Starting the festivities early? Perhaps your family helps you cook or everyone starts watching football way before dinner, but regardless, Pierson recommends starting with something light and bubbly, like Prosecco. You can drink it alone or with OJ, but it’s a nice option to get the day going and it pairs will with a many types of appetizers or salty snacks. Try this bottle: 2017 Casalini Prosecco Brut (around $13/bottle).
This sparkling wine will give you aromas of white flowers, apricot and herbs create a delicately soft bouquet. The palate is comprised of citrus, orange blossoms and stone fruits. It's an ideal apertif and the perfect choice for celebrations.
Sauvignon Blanc is always a great white wine to bring as well, but why not try bringing a Sancerre this year? FYI, a Sancerre is a Sauvingnon Blanc, but it sounds fancier and it's from France. Tres chic, plus it’s nice to switch things up once in ahwile, right? He suggests: 2017 Domaine Fournier Sancerre. This particular bottle has some soft citrus notes with nice minerality and a dry finish. This wine would go well with stuffing, green bean casserole and even hold its own with the turkey.

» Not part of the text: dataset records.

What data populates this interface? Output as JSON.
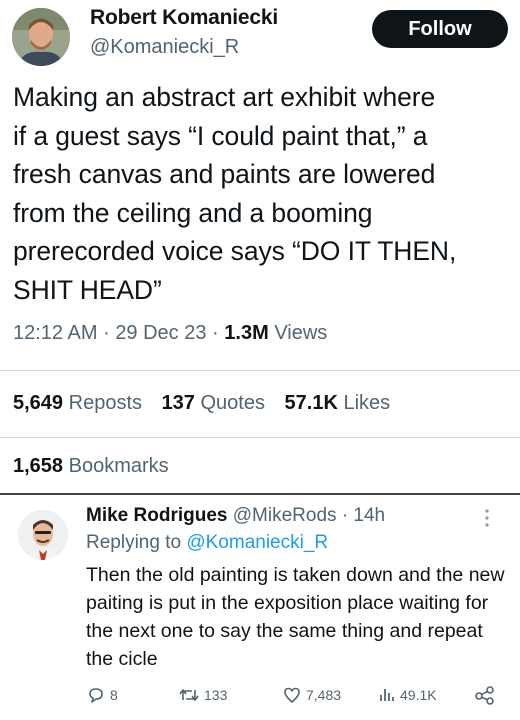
{
  "tweet": {
    "author_name": "Robert Komaniecki",
    "author_handle": "@Komaniecki_R",
    "follow_label": "Follow",
    "text": "Making an abstract art exhibit where\nif a guest says “I could paint that,” a\nfresh canvas and paints are lowered\nfrom the ceiling and a booming\nprerecorded voice says “DO IT THEN,\nSHIT HEAD”",
    "time": "12:12 AM",
    "date": "29 Dec 23",
    "views_count": "1.3M",
    "views_label": "Views",
    "reposts_count": "5,649",
    "reposts_label": "Reposts",
    "quotes_count": "137",
    "quotes_label": "Quotes",
    "likes_count": "57.1K",
    "likes_label": "Likes",
    "bookmarks_count": "1,658",
    "bookmarks_label": "Bookmarks",
    "separator": "·"
  },
  "reply": {
    "author_name": "Mike Rodrigues",
    "author_handle": "@MikeRods",
    "time": "14h",
    "replying_prefix": "Replying to",
    "replying_to": "@Komaniecki_R",
    "text": "Then the old painting is taken down and the new paiting is put in the exposition place waiting for the next one to say the same thing and repeat the cicle",
    "actions": {
      "replies": "8",
      "reposts": "133",
      "likes": "7,483",
      "views": "49.1K"
    }
  },
  "icons": {
    "reply": "speech-bubble-icon",
    "repost": "repost-arrows-icon",
    "like": "heart-icon",
    "views": "bar-chart-icon",
    "share": "share-nodes-icon",
    "more": "vertical-dots-icon"
  },
  "colors": {
    "text": "#0f1419",
    "secondary": "#536471",
    "link": "#1d9bf0",
    "button": "#0f1419"
  }
}
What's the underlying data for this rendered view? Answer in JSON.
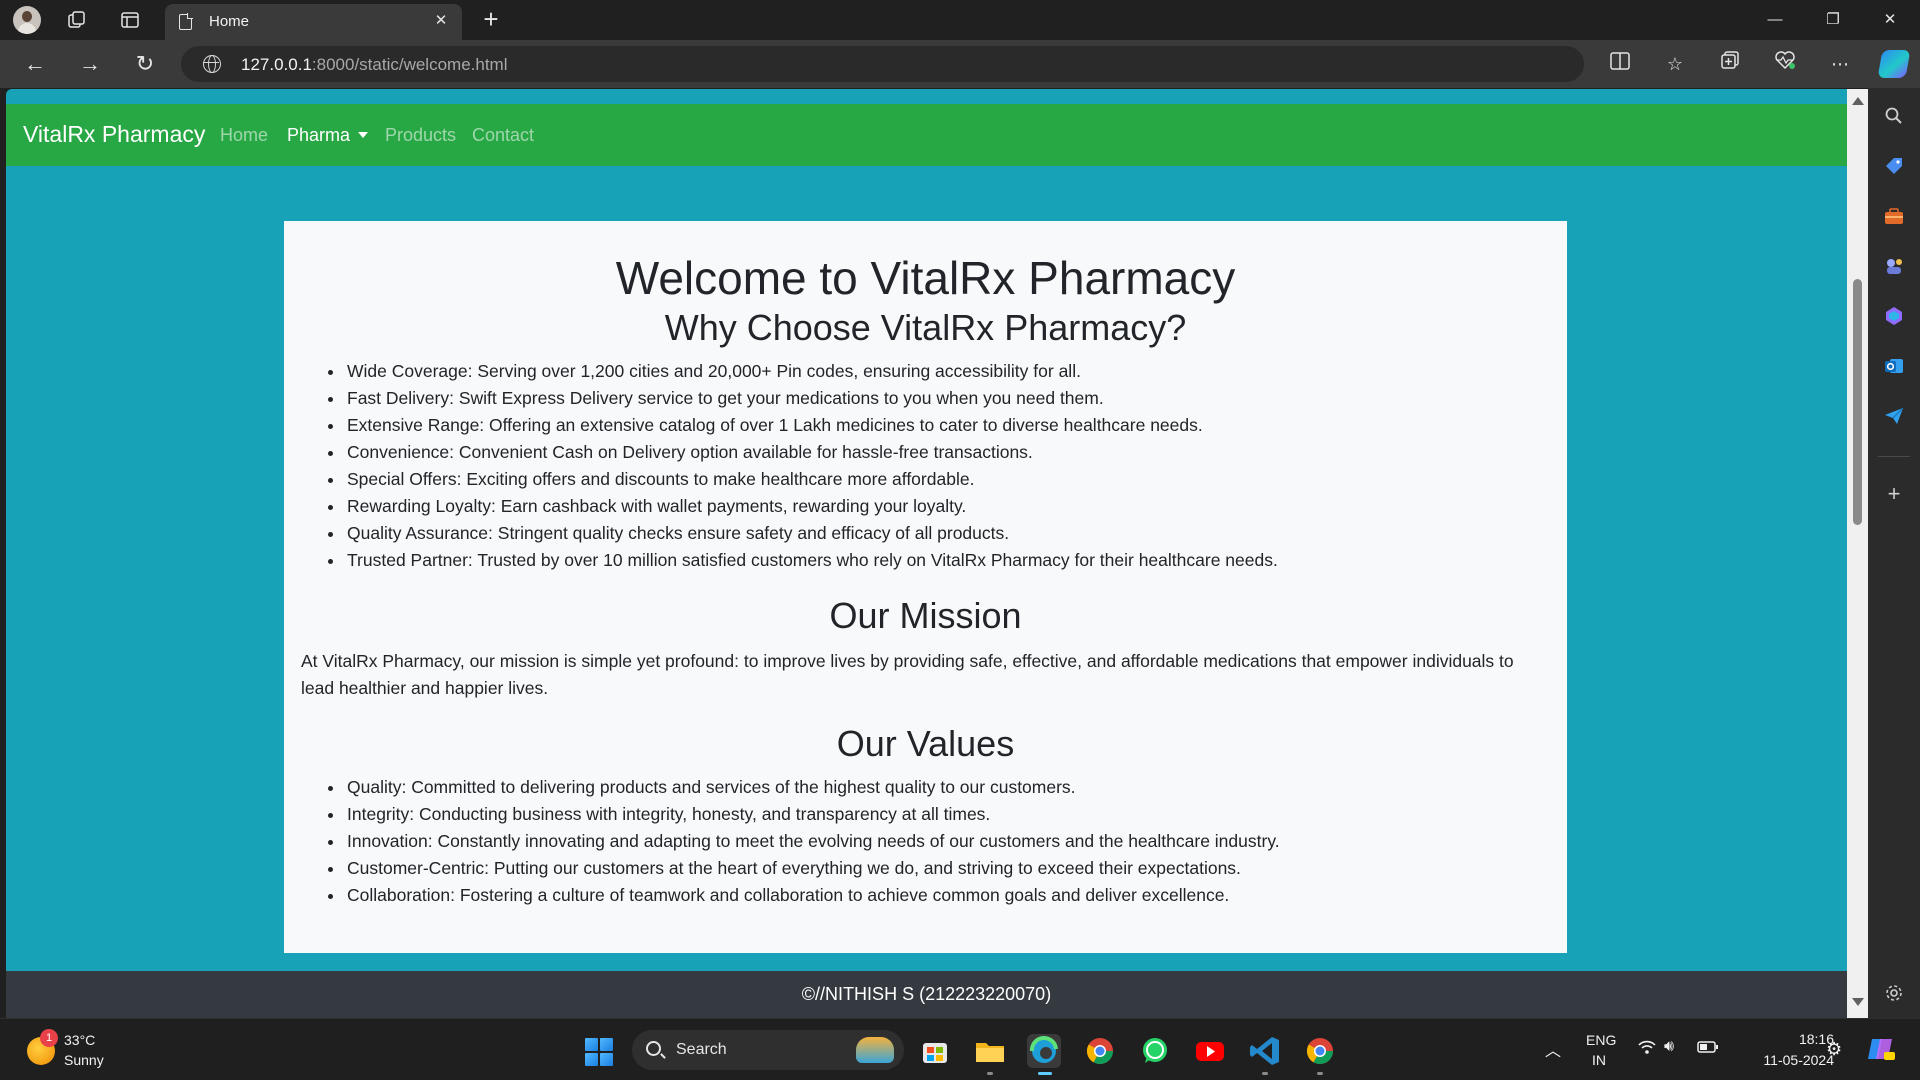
{
  "browser": {
    "tab_title": "Home",
    "url_host": "127.0.0.1",
    "url_path": ":8000/static/welcome.html",
    "window_controls": {
      "minimize": "—",
      "restore": "❐",
      "close": "✕"
    }
  },
  "site": {
    "brand": "VitalRx Pharmacy",
    "nav": [
      "Home",
      "Pharma",
      "Products",
      "Contact"
    ],
    "colors": {
      "navbar": "#28a745",
      "page_bg": "#17a2b8",
      "card_bg": "#f8f9fa",
      "footer": "#343a40"
    }
  },
  "content": {
    "title": "Welcome to VitalRx Pharmacy",
    "why_heading": "Why Choose VitalRx Pharmacy?",
    "why_items": [
      "Wide Coverage: Serving over 1,200 cities and 20,000+ Pin codes, ensuring accessibility for all.",
      "Fast Delivery: Swift Express Delivery service to get your medications to you when you need them.",
      "Extensive Range: Offering an extensive catalog of over 1 Lakh medicines to cater to diverse healthcare needs.",
      "Convenience: Convenient Cash on Delivery option available for hassle-free transactions.",
      "Special Offers: Exciting offers and discounts to make healthcare more affordable.",
      "Rewarding Loyalty: Earn cashback with wallet payments, rewarding your loyalty.",
      "Quality Assurance: Stringent quality checks ensure safety and efficacy of all products.",
      "Trusted Partner: Trusted by over 10 million satisfied customers who rely on VitalRx Pharmacy for their healthcare needs."
    ],
    "mission_heading": "Our Mission",
    "mission_text": "At VitalRx Pharmacy, our mission is simple yet profound: to improve lives by providing safe, effective, and affordable medications that empower individuals to lead healthier and happier lives.",
    "values_heading": "Our Values",
    "values_items": [
      "Quality: Committed to delivering products and services of the highest quality to our customers.",
      "Integrity: Conducting business with integrity, honesty, and transparency at all times.",
      "Innovation: Constantly innovating and adapting to meet the evolving needs of our customers and the healthcare industry.",
      "Customer-Centric: Putting our customers at the heart of everything we do, and striving to exceed their expectations.",
      "Collaboration: Fostering a culture of teamwork and collaboration to achieve common goals and deliver excellence."
    ]
  },
  "footer": {
    "text": "©//NITHISH S (212223220070)"
  },
  "taskbar": {
    "weather_badge": "1",
    "temperature": "33°C",
    "condition": "Sunny",
    "search_label": "Search",
    "lang_top": "ENG",
    "lang_bottom": "IN",
    "time": "18:16",
    "date": "11-05-2024"
  }
}
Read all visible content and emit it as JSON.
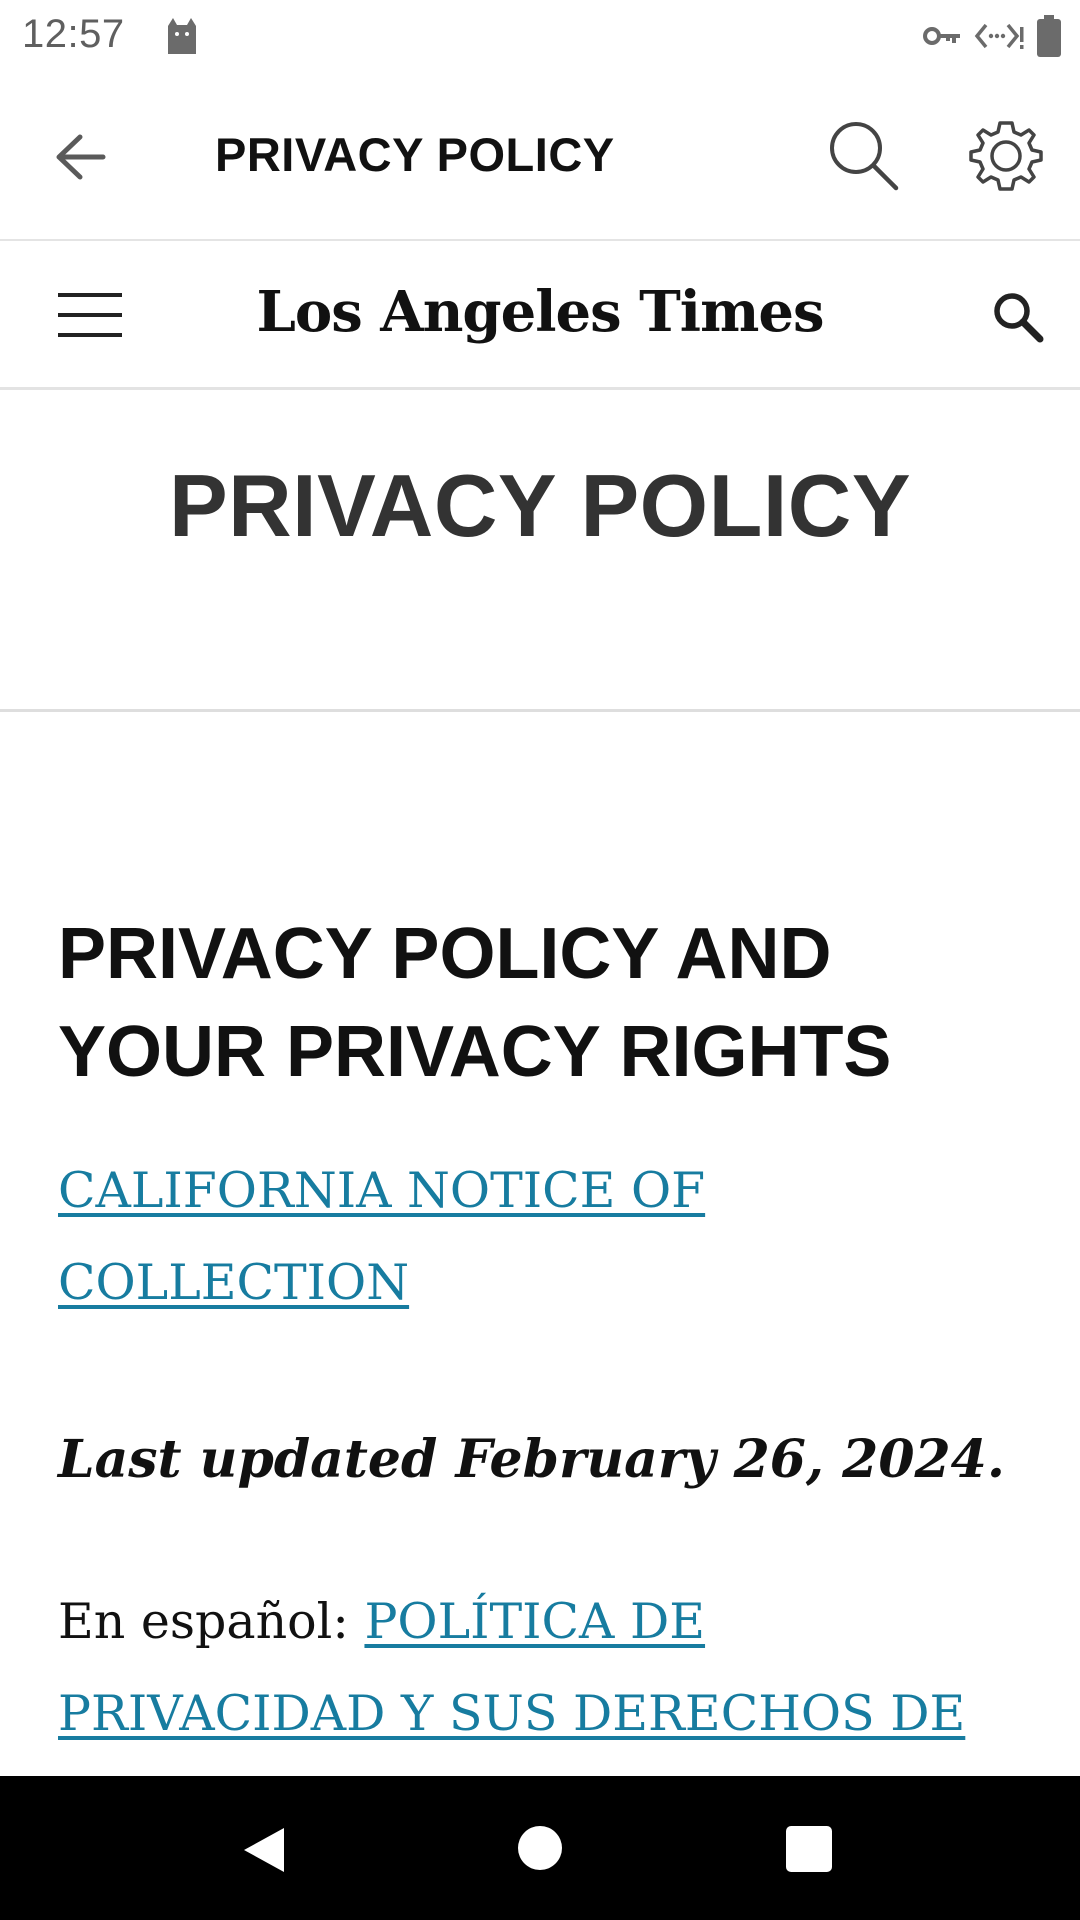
{
  "status_bar": {
    "time": "12:57",
    "icons": [
      "cat-notification-icon",
      "vpn-key-icon",
      "data-saver-icon",
      "battery-icon"
    ]
  },
  "toolbar": {
    "title": "PRIVACY POLICY",
    "icons": [
      "back-arrow-icon",
      "search-icon",
      "gear-icon"
    ]
  },
  "site_header": {
    "masthead": "Los Angeles Times",
    "icons": [
      "hamburger-menu-icon",
      "search-icon"
    ]
  },
  "page": {
    "heading": "PRIVACY POLICY"
  },
  "article": {
    "heading_line1": "PRIVACY POLICY AND",
    "heading_line2": "YOUR PRIVACY RIGHTS",
    "notice_link_line1": "CALIFORNIA NOTICE OF",
    "notice_link_line2": "COLLECTION",
    "updated": "Last updated February 26, 2024.",
    "espanol_prefix": "En español: ",
    "espanol_link": "POLÍTICA DE PRIVACIDAD Y SUS DERECHOS DE"
  },
  "nav_bar": {
    "icons": [
      "nav-back-icon",
      "nav-home-icon",
      "nav-recents-icon"
    ]
  },
  "colors": {
    "link": "#177ca0",
    "text": "#111111",
    "page_heading": "#333333",
    "divider": "#dedede",
    "nav_bar": "#000000"
  }
}
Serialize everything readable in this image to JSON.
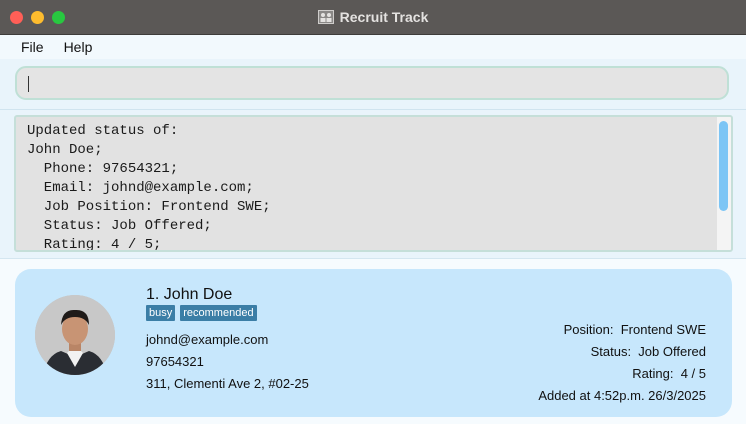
{
  "window": {
    "title": "Recruit Track"
  },
  "menu": {
    "items": [
      "File",
      "Help"
    ]
  },
  "command": {
    "value": ""
  },
  "result": {
    "text": "Updated status of:\nJohn Doe;\n  Phone: 97654321;\n  Email: johnd@example.com;\n  Job Position: Frontend SWE;\n  Status: Job Offered;\n  Rating: 4 / 5;"
  },
  "person": {
    "index_name": "1. John Doe",
    "tags": [
      "busy",
      "recommended"
    ],
    "email": "johnd@example.com",
    "phone": "97654321",
    "address": "311, Clementi Ave 2, #02-25",
    "position_label": "Position:",
    "position_value": "Frontend SWE",
    "status_label": "Status:",
    "status_value": "Job Offered",
    "rating_label": "Rating:",
    "rating_value": "4 / 5",
    "added": "Added at 4:52p.m. 26/3/2025"
  },
  "colors": {
    "card": "#c7e7fc",
    "tag": "#3b7ea6",
    "scroll_thumb": "#7cc5f5",
    "titlebar": "#5b5856"
  },
  "icons": [
    "app-icon",
    "avatar-photo"
  ]
}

Want a more full-bodied white wine? Pierson opts for the 2016 Pascal Renaud Macon Villages, a white Burgundy (100% Chardonnay wine) that's crisp with ripe fruit (melon, peach) with mineral overtones. Delicious.
While white wines are always popular, so are the reds! Pinot Noir is a Thanksgiving no-brainer. This lighter bodied red wine is often a fan favorite, and when you find the right one, the turkey and Pinot pairing can be nothing short of amazing. Pierson suggested the Pfendler Pinot Noir (we had the 2014 vintage) and he was right on the money. This wine is incredible and has great value! I tasted notes of blackberry, chocolate and a baking spices.
If you’re looking for a more full-bodied option for Thanksgiving, try going with a red wine blend instead of a Cabernet Sauvignon, which can be a little overpowering when paired with turkey. The 2015 B-Wise Wisdom, was modeled after the ever-popular Prisoner, and is a Zinfandel-Cabernet blend (with a little Syrah & Merlot) with ripe blackcherry and blackberry fruits, plus touches of warm cinnamon, nutmeg, and clove (about $32 a bottle).
If you want to bring/buy just one bottle, the Prosecco or Pinot Noir will always win, but perhaps it's time to step outside of your wine comfort zone and grab a bottle that will impress and excite. Happy Thanksgiving!